This stone is pretty weathered and hard to read but it marks the grave of Frances Freeland who married Dr. Timothy Carter on July 7, 1793 in Sutton, Massachusetts. She and Dr. Timothy came to Bethel in 1799. Her husband had studied medicine under her father, Dr. James Freeland, a Revolutionary War surgeon. Dr. Timothy Carter became the first doctor in Bethel. I wrote about them and their journey to Maine in a previous post. Frances was the daughter of James & Mehitable (Mellen) Freeland. She was born on September 4, 1771 in Sutton, Massachusetts and died November 14, 1815 in Bethel, Maine. 

Dr. Timothy Carter and Frances, or Fanny as she was called (and is recorded on her headstone), were my 4th great-grandparents and had the following children:

Rev. Lawson Carter 1793-1868 - Findagrave memorial
Galen Carter 1795-1870
James Freeland Carter 1797-1840
Timothy Jarvis Carter 1805-1838 - blog post about his death - Congressman from ME
Luther Cullen Carter 1805-1875 - Findagrave memorial - Congressman from NY
Frances Carter 1809-1902
Elias Mellen Carter 1811-1880 - My 3rd great-grandfather

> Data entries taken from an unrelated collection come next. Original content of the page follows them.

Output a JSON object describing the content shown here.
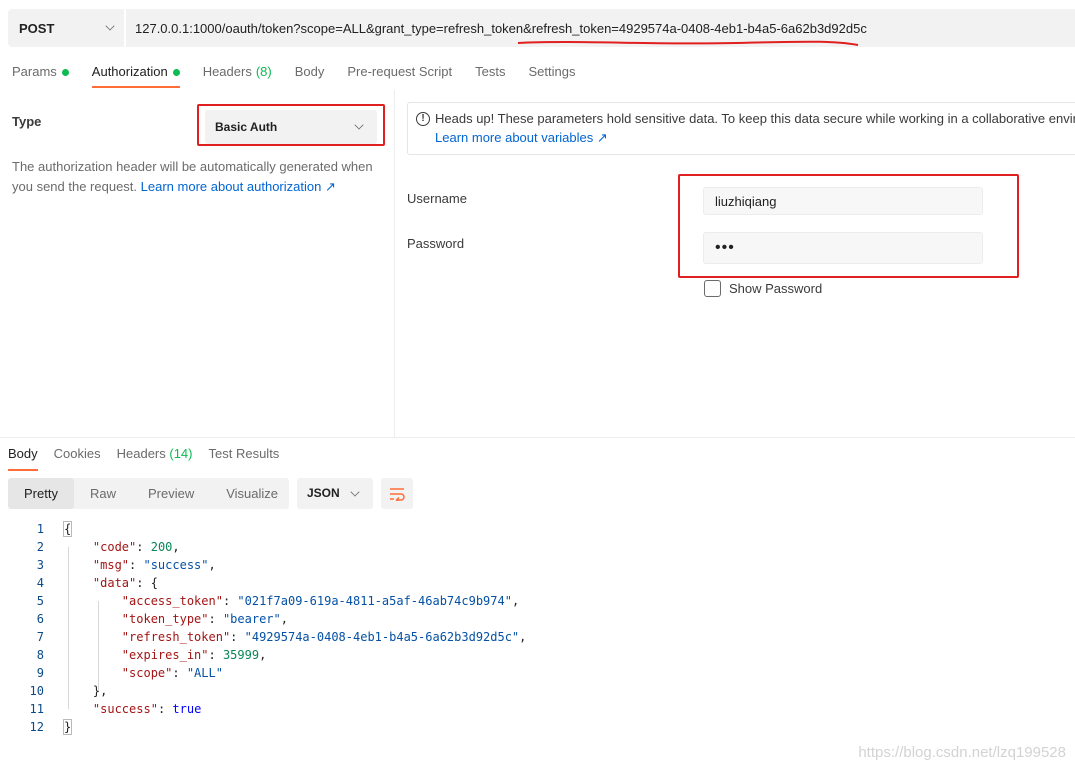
{
  "request": {
    "method": "POST",
    "url": "127.0.0.1:1000/oauth/token?scope=ALL&grant_type=refresh_token&refresh_token=4929574a-0408-4eb1-b4a5-6a62b3d92d5c"
  },
  "request_tabs": [
    {
      "label": "Params",
      "dot": true
    },
    {
      "label": "Authorization",
      "dot": true,
      "active": true
    },
    {
      "label": "Headers",
      "count": "(8)"
    },
    {
      "label": "Body"
    },
    {
      "label": "Pre-request Script"
    },
    {
      "label": "Tests"
    },
    {
      "label": "Settings"
    }
  ],
  "auth": {
    "type_label": "Type",
    "type_value": "Basic Auth",
    "description": "The authorization header will be automatically generated when you send the request.",
    "description_link": "Learn more about authorization ↗",
    "notice_text": "Heads up! These parameters hold sensitive data. To keep this data secure while working in a collaborative enviro",
    "notice_link": "Learn more about variables ↗",
    "username_label": "Username",
    "username_value": "liuzhiqiang",
    "password_label": "Password",
    "password_value": "•••",
    "show_password_label": "Show Password"
  },
  "response_tabs": [
    {
      "label": "Body",
      "active": true
    },
    {
      "label": "Cookies"
    },
    {
      "label": "Headers",
      "count": "(14)"
    },
    {
      "label": "Test Results"
    }
  ],
  "response_view": {
    "modes": [
      "Pretty",
      "Raw",
      "Preview",
      "Visualize"
    ],
    "active_mode": "Pretty",
    "format": "JSON"
  },
  "code_lines": [
    {
      "n": "1",
      "t": "{"
    },
    {
      "n": "2",
      "t": "    \"code\": 200,"
    },
    {
      "n": "3",
      "t": "    \"msg\": \"success\","
    },
    {
      "n": "4",
      "t": "    \"data\": {"
    },
    {
      "n": "5",
      "t": "        \"access_token\": \"021f7a09-619a-4811-a5af-46ab74c9b974\","
    },
    {
      "n": "6",
      "t": "        \"token_type\": \"bearer\","
    },
    {
      "n": "7",
      "t": "        \"refresh_token\": \"4929574a-0408-4eb1-b4a5-6a62b3d92d5c\","
    },
    {
      "n": "8",
      "t": "        \"expires_in\": 35999,"
    },
    {
      "n": "9",
      "t": "        \"scope\": \"ALL\""
    },
    {
      "n": "10",
      "t": "    },"
    },
    {
      "n": "11",
      "t": "    \"success\": true"
    },
    {
      "n": "12",
      "t": "}"
    }
  ],
  "watermark": "https://blog.csdn.net/lzq199528",
  "colors": {
    "accent": "#ff6c37",
    "success_dot": "#0cbb52",
    "link": "#0265d2",
    "annotation_red": "#e02020"
  }
}
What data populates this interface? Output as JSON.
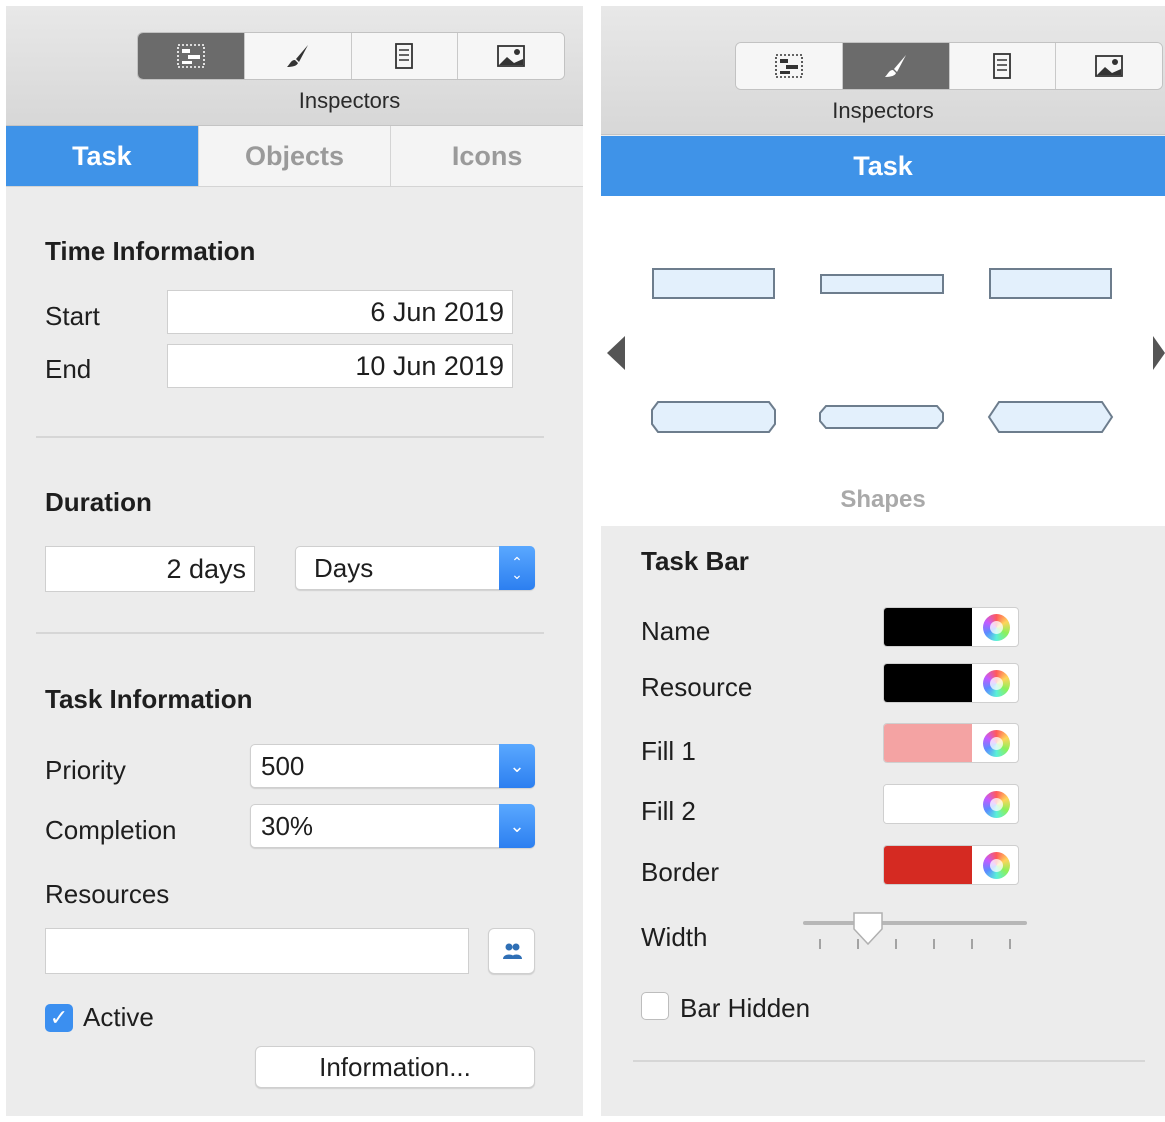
{
  "left_panel": {
    "inspectors_label": "Inspectors",
    "toolbar": [
      "gantt-icon",
      "paintbrush-icon",
      "document-icon",
      "image-icon"
    ],
    "tabs": [
      {
        "label": "Task",
        "active": true
      },
      {
        "label": "Objects",
        "active": false
      },
      {
        "label": "Icons",
        "active": false
      }
    ],
    "time_information": {
      "title": "Time Information",
      "start_label": "Start",
      "start_value": "6 Jun 2019",
      "end_label": "End",
      "end_value": "10 Jun 2019"
    },
    "duration": {
      "title": "Duration",
      "value": "2 days",
      "unit": "Days"
    },
    "task_information": {
      "title": "Task Information",
      "priority_label": "Priority",
      "priority_value": "500",
      "completion_label": "Completion",
      "completion_value": "30%",
      "resources_label": "Resources",
      "resources_value": "",
      "active_label": "Active",
      "active_checked": true,
      "information_button": "Information..."
    }
  },
  "right_panel": {
    "inspectors_label": "Inspectors",
    "toolbar": [
      "gantt-icon",
      "paintbrush-icon",
      "document-icon",
      "image-icon"
    ],
    "tab_label": "Task",
    "shapes_label": "Shapes",
    "task_bar": {
      "title": "Task Bar",
      "rows": [
        {
          "label": "Name",
          "color": "#000000"
        },
        {
          "label": "Resource",
          "color": "#000000"
        },
        {
          "label": "Fill 1",
          "color": "#f4a3a3"
        },
        {
          "label": "Fill 2",
          "color": "#ffffff"
        },
        {
          "label": "Border",
          "color": "#d52a22"
        }
      ],
      "width_label": "Width",
      "width_level": 0.25,
      "bar_hidden_label": "Bar Hidden",
      "bar_hidden_checked": false
    }
  }
}
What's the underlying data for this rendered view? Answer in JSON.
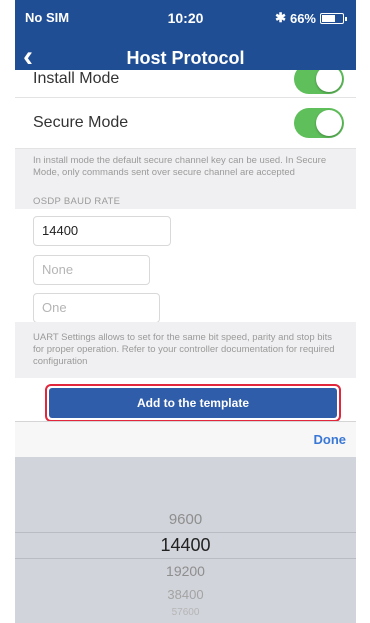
{
  "status": {
    "carrier": "No SIM",
    "time": "10:20",
    "battery_text": "66%",
    "battery_level": 0.66
  },
  "nav": {
    "back_icon": "‹",
    "title": "Host Protocol"
  },
  "rows": {
    "install_label": "Install Mode",
    "secure_label": "Secure Mode"
  },
  "install_note": "In install mode the default secure channel key can be used. In Secure Mode, only commands sent over secure channel are accepted",
  "baud": {
    "header": "OSDP BAUD RATE",
    "value": "14400",
    "parity_placeholder": "None",
    "stop_placeholder": "One"
  },
  "uart_note": "UART Settings allows to set for the same bit speed, parity and stop bits for proper operation. Refer to your controller documentation for required configuration",
  "add_button": "Add to the template",
  "picker": {
    "done_label": "Done",
    "items": [
      "9600",
      "14400",
      "19200",
      "38400",
      "57600"
    ],
    "selected": "14400"
  },
  "colors": {
    "nav": "#1f4e95",
    "switch_on": "#5fbf5a",
    "button": "#2f5da9",
    "done": "#3a78d6",
    "highlight": "#e2263b"
  }
}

She is buried in the Middle Intervale Cemetery, on Intervale Rd. in Bethel, Maine. This cemetery is located behind a meetinghouse built in 1816. For much of my life, the meetinghouse was in the possession of the Carter family. When the upkeep became too much, the family donated it to the Middle Intervale Meetinghouse Association. It was added to the National Register of Historic Places in 1998. 

Elias M. Carter married Rebecca Williamson, an Irish immigrant. Their son, Augustus Mellen Carter married Mary Frances Abbott. Their son, Edward Mellen Carter married Fanny May Capen. Their son, Thomas Richard Carter, was my grandfather. 

Sunday, November 10, 2013

Blacksheep Sunday - The Bad Son

My ancestor, Diman Perry, moved to Maine after the Revolutionary War. In 1800, he was married for the second time and most of his children were grown and presumably self-supporting. However, I found this notice on the Genealogy Bank web site. Diman, Jr. was not quite 19 years old and seems to have gotten himself into a bit of money trouble. Because they shared a name, I'm sure Diman, Sr. wanted to distance himself from his son's financial issues. I find the words "harbour" and "trust" particularly interesting and wonder what debts young Diman had accrued and if he had an issue with telling the truth.

The Gazette, Portland, Maine - Vol. III, Issue 127, Page 3
Monday, September 29, 1800
Accessed on Genealogy
ALL persons are hereby forbidden to harbour, trust, trade with, or employ, on my account, Diman Perry, jun. as I will not be answerable for any obligations he may contract.
Diman Perry
Poland, August 25, 1800

Family of Diman Perry
With first wife, Nabby Cushing, married April 28, 1763:
Anna - November 28, 1764
Barnabas - December 3, 1766
Nehemiah - September 3, 1769
Nabby - November 6, 1772

With second wife, Susannah Lincoln, marrried December 30, 1773:
Penelope - March 2, 1775
Levi - February 16, 1776
Thomas - September 26, 1778
Alice - June 10, 1780
Diman, Jr. - December 18, 1781
Apphia - August 19, 1783
Betty - August 27, 1785
Gad - February 26, 1788

I don't believe he had any children with his third wife, Hannah House.

Apphia married Moses Judkins.
Betsy Judkins m. Calvin Cole, Jr.
Apphia Delphinia Cole m. Sydney Hayes
George Hayes m. Anna J. Rowe
Eva Delphinia Hayes m. Estes Gilbert Yates
Linona Alice Yates - my grandmother